Once your pet is under anesthesia, we will conduct a complete oral examination (tooth by tooth) and charting.
Next, the teeth are cleaned and polished (including under the gum line) and x-rays are taken. We then apply a fluoride treatment to each tooth.
Finally, a dental sealant is applied to prevent plaque from adhering to the enamel. If extensive periodontal disease is discovered, the veterinarian will devise a treatment plan and consult with you on it.
Ideally, a follow-up examination will be scheduled two weeks after the initial assessment and treatment appointment.

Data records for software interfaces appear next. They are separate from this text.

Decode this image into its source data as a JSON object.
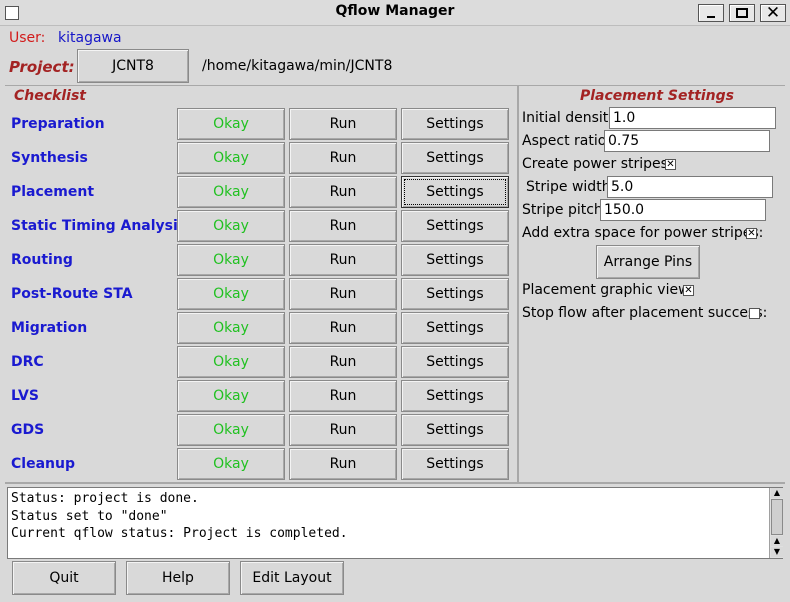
{
  "window": {
    "title": "Qflow Manager"
  },
  "user": {
    "label": "User:",
    "name": "kitagawa"
  },
  "project": {
    "label": "Project:",
    "button": "JCNT8",
    "path": "/home/kitagawa/min/JCNT8"
  },
  "checklist": {
    "heading": "Checklist",
    "rows": [
      {
        "name": "Preparation",
        "status": "Okay",
        "run": "Run",
        "settings": "Settings"
      },
      {
        "name": "Synthesis",
        "status": "Okay",
        "run": "Run",
        "settings": "Settings"
      },
      {
        "name": "Placement",
        "status": "Okay",
        "run": "Run",
        "settings": "Settings"
      },
      {
        "name": "Static Timing Analysis",
        "status": "Okay",
        "run": "Run",
        "settings": "Settings"
      },
      {
        "name": "Routing",
        "status": "Okay",
        "run": "Run",
        "settings": "Settings"
      },
      {
        "name": "Post-Route STA",
        "status": "Okay",
        "run": "Run",
        "settings": "Settings"
      },
      {
        "name": "Migration",
        "status": "Okay",
        "run": "Run",
        "settings": "Settings"
      },
      {
        "name": "DRC",
        "status": "Okay",
        "run": "Run",
        "settings": "Settings"
      },
      {
        "name": "LVS",
        "status": "Okay",
        "run": "Run",
        "settings": "Settings"
      },
      {
        "name": "GDS",
        "status": "Okay",
        "run": "Run",
        "settings": "Settings"
      },
      {
        "name": "Cleanup",
        "status": "Okay",
        "run": "Run",
        "settings": "Settings"
      }
    ]
  },
  "placement": {
    "heading": "Placement Settings",
    "initial_density": {
      "label": "Initial density:",
      "value": "1.0"
    },
    "aspect_ratio": {
      "label": "Aspect ratio:",
      "value": "0.75"
    },
    "power_stripes": {
      "label": "Create power stripes:",
      "checked": true
    },
    "stripe_width": {
      "label": "Stripe width:",
      "value": "5.0"
    },
    "stripe_pitch": {
      "label": "Stripe pitch:",
      "value": "150.0"
    },
    "extra_space": {
      "label": "Add extra space for power stripes:",
      "checked": true
    },
    "arrange_pins": "Arrange Pins",
    "graphic_view": {
      "label": "Placement graphic view:",
      "checked": true
    },
    "stop_flow": {
      "label": "Stop flow after placement success:",
      "checked": false
    }
  },
  "status_lines": [
    "Status: project is done.",
    "Status set to \"done\"",
    "Current qflow status:  Project is completed."
  ],
  "bottom_buttons": {
    "quit": "Quit",
    "help": "Help",
    "edit_layout": "Edit Layout"
  },
  "colors": {
    "step_blue": "#1a1ad0",
    "okay_green": "#21c121",
    "label_red": "#d21b1b",
    "heading_red": "#a32323"
  }
}
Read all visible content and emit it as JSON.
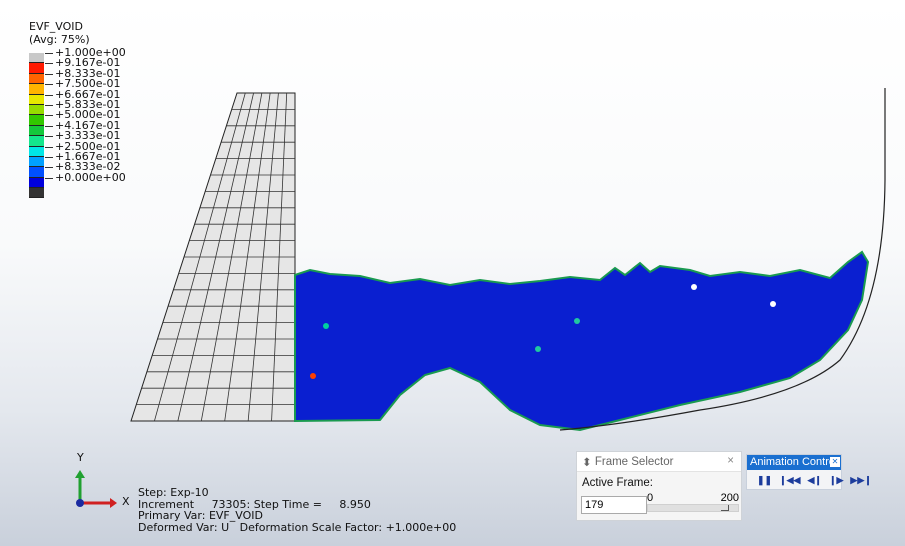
{
  "legend": {
    "title": "EVF_VOID",
    "subtitle": "(Avg: 75%)",
    "colors": [
      "#c8c8c8",
      "#ff1a00",
      "#ff6400",
      "#ffb400",
      "#e8e800",
      "#96dc00",
      "#32c800",
      "#14c83c",
      "#14e68c",
      "#00e6e6",
      "#00a0ff",
      "#0050ff",
      "#0000dc",
      "#333333"
    ],
    "values": [
      "+1.000e+00",
      "+9.167e-01",
      "+8.333e-01",
      "+7.500e-01",
      "+6.667e-01",
      "+5.833e-01",
      "+5.000e-01",
      "+4.167e-01",
      "+3.333e-01",
      "+2.500e-01",
      "+1.667e-01",
      "+8.333e-02",
      "+0.000e+00"
    ]
  },
  "triad": {
    "y": "Y",
    "x": "X"
  },
  "info": {
    "step": "Step: Exp-10",
    "increment": "Increment     73305: Step Time =     8.950",
    "primary": "Primary Var: EVF_VOID",
    "deformed": "Deformed Var: U   Deformation Scale Factor: +1.000e+00"
  },
  "frame_selector": {
    "title": "Frame Selector",
    "label": "Active Frame:",
    "value": "179",
    "min": "0",
    "max": "200",
    "close": "×"
  },
  "animation": {
    "title": "Animation Contro",
    "buttons": [
      "pause",
      "first",
      "previous",
      "next",
      "last"
    ]
  }
}
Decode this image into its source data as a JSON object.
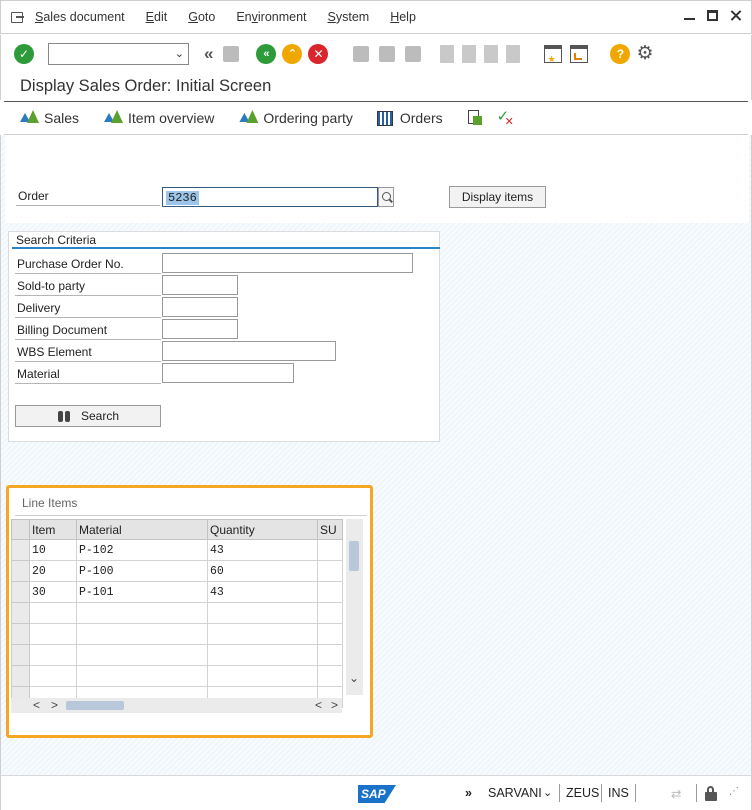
{
  "menubar": {
    "items": [
      {
        "pre": "",
        "u": "S",
        "post": "ales document"
      },
      {
        "pre": "",
        "u": "E",
        "post": "dit"
      },
      {
        "pre": "",
        "u": "G",
        "post": "oto"
      },
      {
        "pre": "En",
        "u": "v",
        "post": "ironment"
      },
      {
        "pre": "",
        "u": "S",
        "post": "ystem"
      },
      {
        "pre": "",
        "u": "H",
        "post": "elp"
      }
    ]
  },
  "toolbar": {
    "command_field_value": "",
    "icons": [
      "enter-icon",
      "back-icon",
      "exit-icon",
      "cancel-icon",
      "save-icon",
      "print-icon",
      "find-icon",
      "find-next-icon",
      "first-page-icon",
      "previous-page-icon",
      "next-page-icon",
      "last-page-icon",
      "create-session-icon",
      "shortcut-icon",
      "help-icon",
      "settings-icon"
    ],
    "colors": {
      "enter": "#2e9b3a",
      "back": "#2e9b3a",
      "exit": "#f0a800",
      "cancel": "#d9252b",
      "help": "#f0a800"
    }
  },
  "title": "Display Sales Order: Initial Screen",
  "app_toolbar": {
    "sales": "Sales",
    "item_overview": "Item overview",
    "ordering_party": "Ordering party",
    "orders": "Orders"
  },
  "order": {
    "label": "Order",
    "value": "5236",
    "display_items_button": "Display items"
  },
  "search_criteria": {
    "title": "Search Criteria",
    "fields": [
      {
        "label": "Purchase Order No.",
        "value": ""
      },
      {
        "label": "Sold-to party",
        "value": ""
      },
      {
        "label": "Delivery",
        "value": ""
      },
      {
        "label": "Billing Document",
        "value": ""
      },
      {
        "label": "WBS Element",
        "value": ""
      },
      {
        "label": "Material",
        "value": ""
      }
    ],
    "search_button": "Search"
  },
  "line_items": {
    "title": "Line Items",
    "columns": [
      "Item",
      "Material",
      "Quantity",
      "SU"
    ],
    "rows": [
      [
        "10",
        "P-102",
        "43",
        ""
      ],
      [
        "20",
        "P-100",
        "60",
        ""
      ],
      [
        "30",
        "P-101",
        "43",
        ""
      ]
    ],
    "highlight_color": "#f5a623"
  },
  "statusbar": {
    "system": "SARVANI",
    "server": "ZEUS",
    "mode": "INS",
    "logo": "SAP"
  }
}
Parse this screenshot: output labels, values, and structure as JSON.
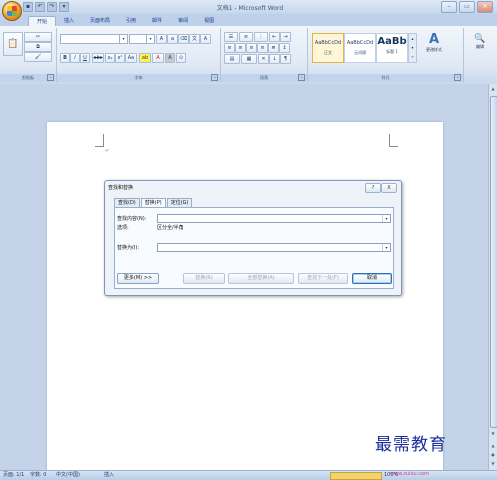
{
  "window": {
    "title": "文档1 - Microsoft Word"
  },
  "quick_access": {
    "items": [
      "save-icon",
      "undo-icon",
      "redo-icon",
      "customize-icon"
    ]
  },
  "ribbon": {
    "tabs": [
      {
        "label": "开始",
        "active": true
      },
      {
        "label": "插入",
        "active": false
      },
      {
        "label": "页面布局",
        "active": false
      },
      {
        "label": "引用",
        "active": false
      },
      {
        "label": "邮件",
        "active": false
      },
      {
        "label": "审阅",
        "active": false
      },
      {
        "label": "视图",
        "active": false
      }
    ],
    "groups": {
      "clipboard": "剪贴板",
      "font": "字体",
      "paragraph": "段落",
      "styles": "样式",
      "editing": "编辑"
    },
    "styles": [
      {
        "sample": "AaBbCcDd",
        "name": "正文"
      },
      {
        "sample": "AaBbCcDd",
        "name": "无间隔"
      },
      {
        "sample": "AaBb",
        "name": "标题 1"
      }
    ],
    "change_styles": "更改样式",
    "edit_label": "编辑"
  },
  "dialog": {
    "title": "查找和替换",
    "help": "?",
    "close": "X",
    "tabs": [
      {
        "label": "查找(D)",
        "active": false
      },
      {
        "label": "替换(P)",
        "active": true
      },
      {
        "label": "定位(G)",
        "active": false
      }
    ],
    "find_label": "查找内容(N):",
    "options_label": "选项:",
    "options_value": "区分全/半角",
    "replace_label": "替换为(I):",
    "find_value": "",
    "replace_value": "",
    "buttons": {
      "more": "更多(M) >>",
      "replace": "替换(R)",
      "replace_all": "全部替换(A)",
      "find_next": "查找下一处(F)",
      "cancel": "取消"
    }
  },
  "status_bar": {
    "page": "页面: 1/1",
    "words": "字数: 0",
    "language": "中文(中国)",
    "mode": "插入",
    "zoom": "100%"
  },
  "watermark": {
    "text": "最需教育",
    "url": "www.zuixu.com"
  }
}
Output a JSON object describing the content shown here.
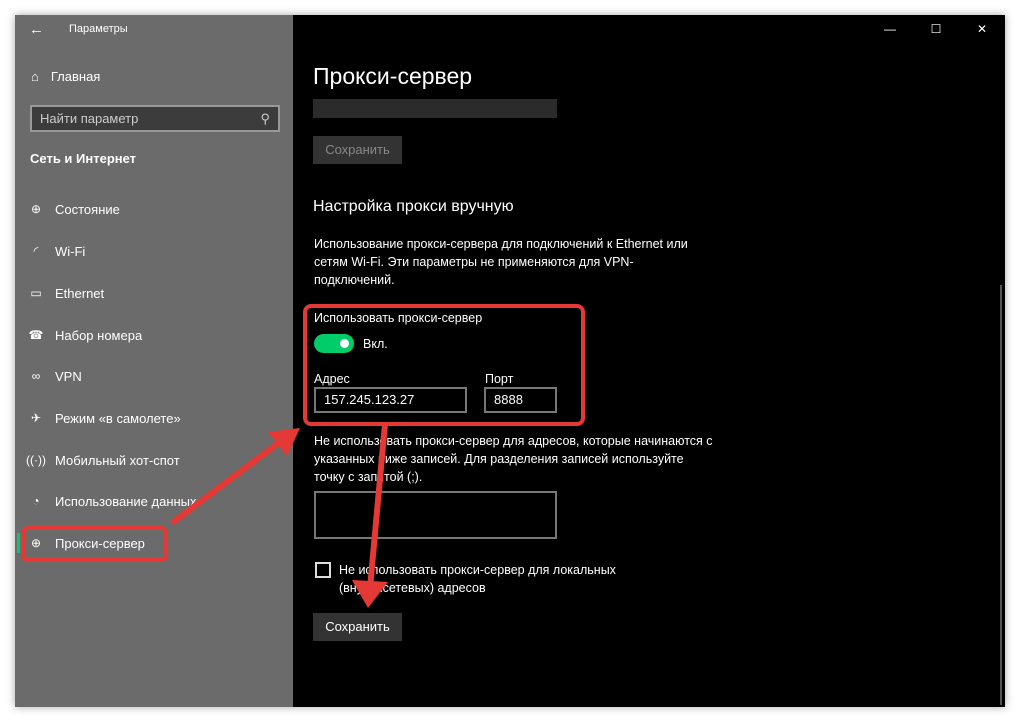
{
  "window": {
    "title": "Параметры",
    "back": "←",
    "minimize": "—",
    "maximize": "☐",
    "close": "✕"
  },
  "sidebar": {
    "home": "Главная",
    "search_placeholder": "Найти параметр",
    "section": "Сеть и Интернет",
    "items": [
      {
        "label": "Состояние",
        "icon": "⊕"
      },
      {
        "label": "Wi-Fi",
        "icon": "◜"
      },
      {
        "label": "Ethernet",
        "icon": "▭"
      },
      {
        "label": "Набор номера",
        "icon": "☎"
      },
      {
        "label": "VPN",
        "icon": "∞"
      },
      {
        "label": "Режим «в самолете»",
        "icon": "✈"
      },
      {
        "label": "Мобильный хот-спот",
        "icon": "((·))"
      },
      {
        "label": "Использование данных",
        "icon": "◔"
      },
      {
        "label": "Прокси-сервер",
        "icon": "⊕"
      }
    ]
  },
  "main": {
    "title": "Прокси-сервер",
    "save_top": "Сохранить",
    "manual_heading": "Настройка прокси вручную",
    "description": "Использование прокси-сервера для подключений к Ethernet или сетям Wi-Fi. Эти параметры не применяются для VPN-подключений.",
    "use_proxy_label": "Использовать прокси-сервер",
    "toggle_state": "Вкл.",
    "address_label": "Адрес",
    "address_value": "157.245.123.27",
    "port_label": "Порт",
    "port_value": "8888",
    "exceptions_text": "Не использовать прокси-сервер для адресов, которые начинаются с указанных ниже записей. Для разделения записей используйте точку с запятой (;).",
    "exceptions_value": "",
    "local_checkbox": "Не использовать прокси-сервер для локальных (внутрисетевых) адресов",
    "save_bottom": "Сохранить"
  },
  "colors": {
    "accent": "#00cc6a",
    "annotation": "#e53935",
    "sidebar": "#6b6b6b"
  }
}
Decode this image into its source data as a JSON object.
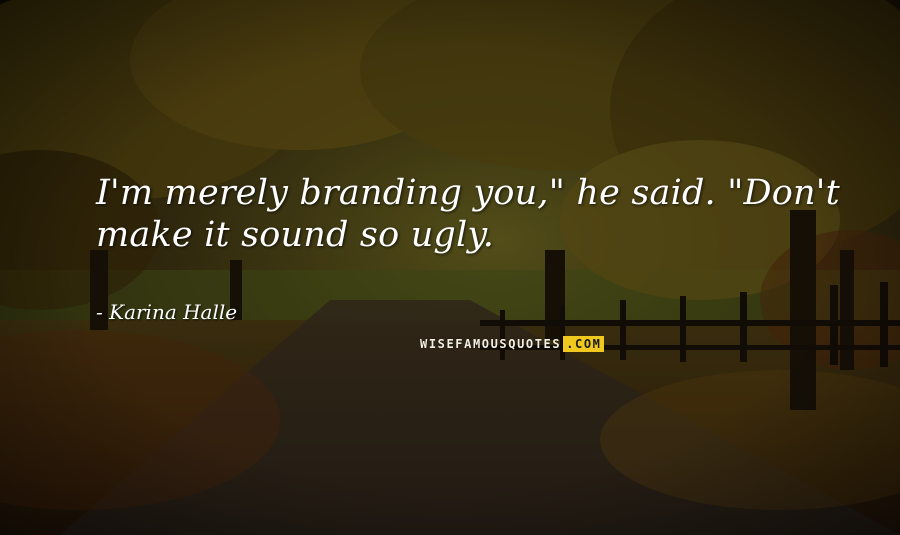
{
  "quote": {
    "text": "I'm merely branding you,\" he said. \"Don't make it sound so ugly."
  },
  "author": {
    "name": "Karina Halle"
  },
  "watermark": {
    "main": "WISEFAMOUSQUOTES",
    "tld": ".COM",
    "accent_color": "#f0c81e"
  },
  "scene": {
    "description_colors": {
      "foliage": "#6b5a14",
      "sky": "#3a3a18",
      "path": "#3a2a12",
      "fence": "#1a120a"
    }
  }
}
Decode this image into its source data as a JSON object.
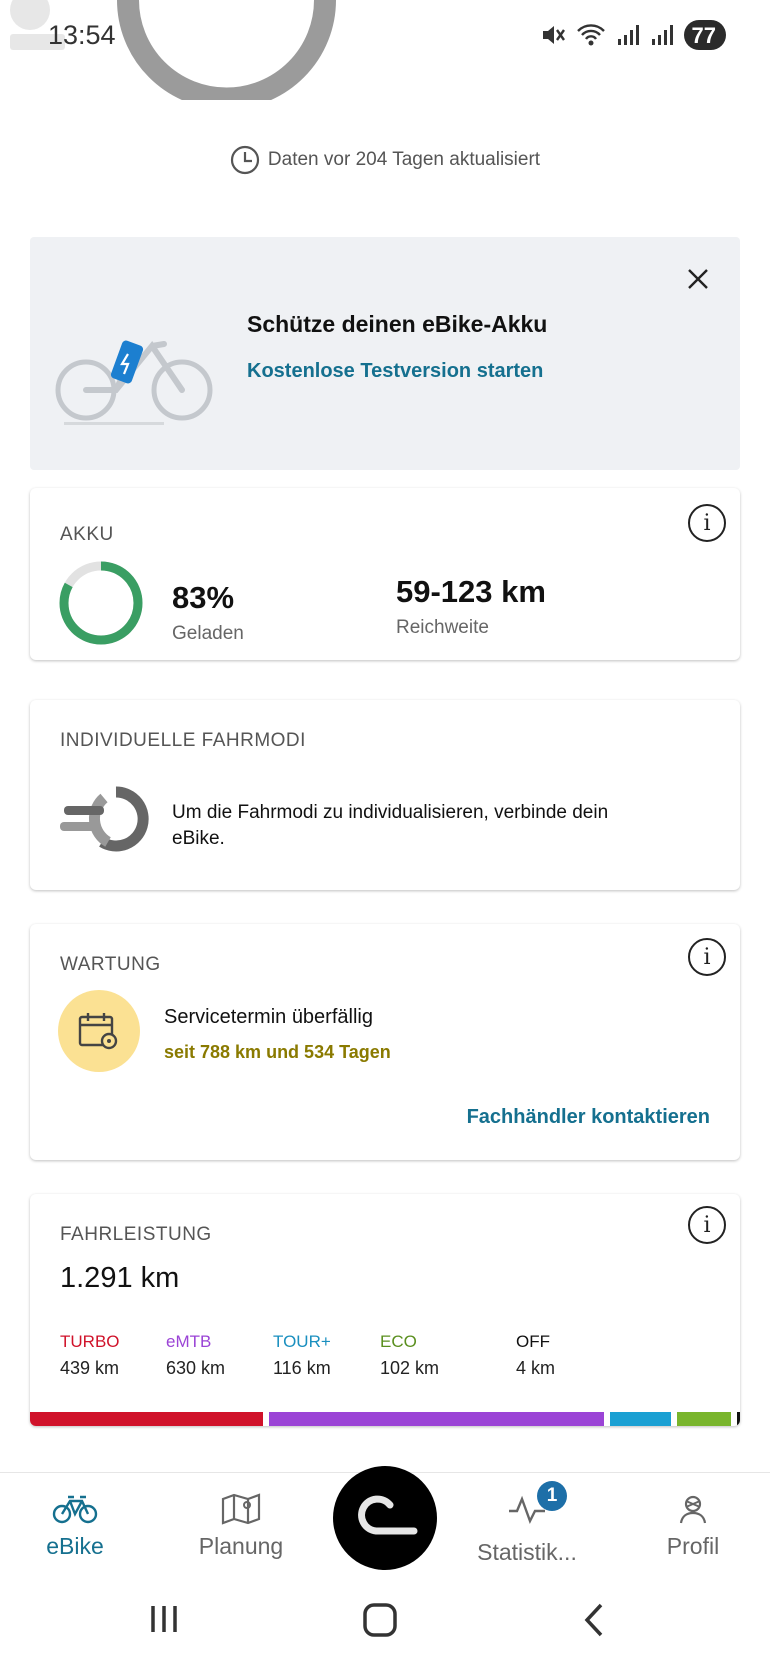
{
  "status_bar": {
    "time": "13:54",
    "battery": "77"
  },
  "sync": {
    "text": "Daten vor 204 Tagen aktualisiert",
    "icon": "clock-icon"
  },
  "promo": {
    "title": "Schütze deinen eBike-Akku",
    "link": "Kostenlose Testversion starten"
  },
  "akku": {
    "title": "AKKU",
    "percent_label": "83%",
    "percent": 0.83,
    "charged_label": "Geladen",
    "range_value": "59-123 km",
    "range_label": "Reichweite",
    "ring_color": "#3a9e63"
  },
  "fahrmodi": {
    "title": "INDIVIDUELLE FAHRMODI",
    "text": "Um die Fahrmodi zu individualisieren, verbinde dein eBike."
  },
  "wartung": {
    "title": "WARTUNG",
    "heading": "Servicetermin überfällig",
    "detail": "seit 788 km und 534 Tagen",
    "link": "Fachhändler kontaktieren"
  },
  "fahrleistung": {
    "title": "FAHRLEISTUNG",
    "total": "1.291 km",
    "modes": [
      {
        "name": "TURBO",
        "value": "439 km",
        "km": 439,
        "color": "#d0122a"
      },
      {
        "name": "eMTB",
        "value": "630 km",
        "km": 630,
        "color": "#9b44d6"
      },
      {
        "name": "TOUR+",
        "value": "116 km",
        "km": 116,
        "color": "#1aa0d3"
      },
      {
        "name": "ECO",
        "value": "102 km",
        "km": 102,
        "color": "#79b52c"
      },
      {
        "name": "OFF",
        "value": "4 km",
        "km": 4,
        "color": "#111111"
      }
    ]
  },
  "nav": {
    "items": [
      {
        "label": "eBike",
        "icon": "bike-icon"
      },
      {
        "label": "Planung",
        "icon": "map-icon"
      },
      {
        "label": "Statistik...",
        "icon": "activity-icon",
        "badge": "1"
      },
      {
        "label": "Profil",
        "icon": "profile-icon"
      }
    ]
  },
  "colors": {
    "accent": "#15708f",
    "warn_bg": "#fbe193",
    "warn_text": "#8a7a00"
  }
}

During this appointment, we will talk about how to clean your teeth at home. We may also recommend items that can aid your pet's dental health.
FAQs about Pet Dental Care
Here are some of the most commonly asked questions concerning pet dental care from our patients.
- Why do pets need their teeth cleaned?
Just like in humans, when animals eat, plaque sticks to their teeth and can build up into tartar if not brushed away regularly.
This can lead to infections in the mouth, periodontal disease, tooth decay, and even loose or missing teeth. That's why regular dental care is essential to preventing pain or disease in the gums.
- How can I tell if my pet has oral hygiene issues?
If your pet has dental difficulties, you may notice them drooling excessively (which may contain pus or blood) or pawing at their mouth or teeth. They may also yawn excessively, grind their teeth, or fail to groom enough.
Other signs of oral health problems include bad breath, swollen gums, and tooth discoloration. Some pets may even suffer from pain that keeps them from eating. Read more about symptoms to the left under Pet Teeth Cleaning & Exams.
- What long-term problems can poor oral health potentially cause in my pet?
Besides causing problems ranging from cavities and bad breath to severe periodontal disease, oral health issues and conditions can lead to disease in the liver, kidney, heart, and other areas throughout your pet's body.
Cysts or tumors may develop. Your pet may also not feel well in general (if you've ever had a toothache, you know how it can affect your mood!). In addition, diseases related to oral health conditions can shorten the lifespan of your pet and cause significant pain.
This is why regular dental care is so important for the physical health and well-being of animals.
- What happens during pet teeth cleaning appointments?
During your pet’s regular oral exam, the vet will examine his or her mouth and look for oral health conditions or any symptoms needing treatment.
Tartar and other debris will be removed from your cat's or dog's teeth by the veterinarian. If cavities, gingivitis, or other problems need to be addressed, the veterinarian will explain them to you and advise you on what steps to take.
In some cases, surgery will be needed to treat serious conditions. Your pet will be provided with anesthesia before their dental procedure to ensure they are comfortable and do not experience any pain. However, special care will be needed post-surgery.
If you notice any of these symptoms, schedule a dental appointment with us.
- What should I do at home to keep my pet’s teeth clean between dental appointments?
Brushing your pet's teeth and providing dental chew toys should be done on a regular basis at home. These will aid in the removal of plaque.
Do not allow them to chew on things that will damage their teeth, such as bones, toys or objects that are too hard. Always contact your vet with any questions or concerns regarding your pet's oral health.
Veterinary Dentistry: Anesthesia & Your Pet's Oral Health
Cats and dogs do not comprehend what is going on during dental treatments and may respond by resisting or biting.
Similar to the anesthesia provided to nervous or anxious patients by dentists, our veterinarians provide anesthesia to all of our patients before performing dental procedures. This puts less stress on the animals and allows us to x-ray their mouth as needed.